ABOUT THIS TASK ::
I'd like the entries reproduced exactly, with all pictures omitted.

PROVIDED INFORMATION Block Start

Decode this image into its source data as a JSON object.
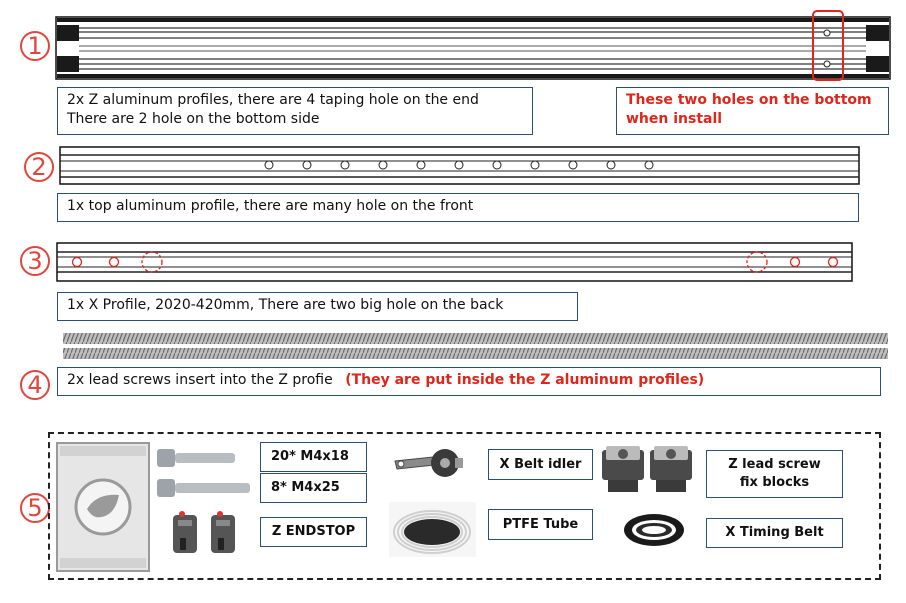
{
  "items": [
    {
      "number": "1",
      "description_lines": [
        "2x Z aluminum profiles, there are 4 taping hole on the end",
        "There are 2 hole on the bottom side"
      ],
      "note_lines": [
        "These two holes on the bottom",
        "when install"
      ]
    },
    {
      "number": "2",
      "description": "1x top aluminum profile, there are many hole on the front"
    },
    {
      "number": "3",
      "description": "1x X Profile, 2020-420mm, There are two big hole on the back"
    },
    {
      "number": "4",
      "description": "2x lead screws insert into the Z profie",
      "note": "(They are put inside the Z aluminum profiles)"
    },
    {
      "number": "5",
      "parts": {
        "screws_a": "20* M4x18",
        "screws_b": "8* M4x25",
        "endstop": "Z ENDSTOP",
        "belt_idler": "X Belt idler",
        "ptfe_tube": "PTFE Tube",
        "lead_screw_blocks": [
          "Z lead screw",
          "fix blocks"
        ],
        "timing_belt": "X Timing Belt"
      }
    }
  ],
  "colors": {
    "accent": "#e0463e",
    "note_red": "#e0251a",
    "box_border": "#2b4f77"
  }
}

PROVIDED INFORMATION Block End

COMPLETED TASK ::
Decode this image into its source data as a JSON object.
{
  "items": [
    {
      "number": "1",
      "description_lines": [
        "2x Z aluminum profiles, there are 4 taping hole on the end",
        "There are 2 hole on the bottom side"
      ],
      "note_lines": [
        "These two holes on the bottom",
        "when install"
      ]
    },
    {
      "number": "2",
      "description": "1x top aluminum profile, there are many hole on the front"
    },
    {
      "number": "3",
      "description": "1x X Profile, 2020-420mm, There are two big hole on the back"
    },
    {
      "number": "4",
      "description": "2x lead screws insert into the Z profie",
      "note": "(They are put inside the Z aluminum profiles)"
    },
    {
      "number": "5",
      "parts": {
        "screws_a": "20* M4x18",
        "screws_b": "8* M4x25",
        "endstop": "Z ENDSTOP",
        "belt_idler": "X Belt idler",
        "ptfe_tube": "PTFE Tube",
        "lead_screw_blocks": [
          "Z lead screw",
          "fix blocks"
        ],
        "timing_belt": "X Timing Belt"
      }
    }
  ],
  "colors": {
    "accent": "#e0463e",
    "note_red": "#e0251a",
    "box_border": "#2b4f77"
  }
}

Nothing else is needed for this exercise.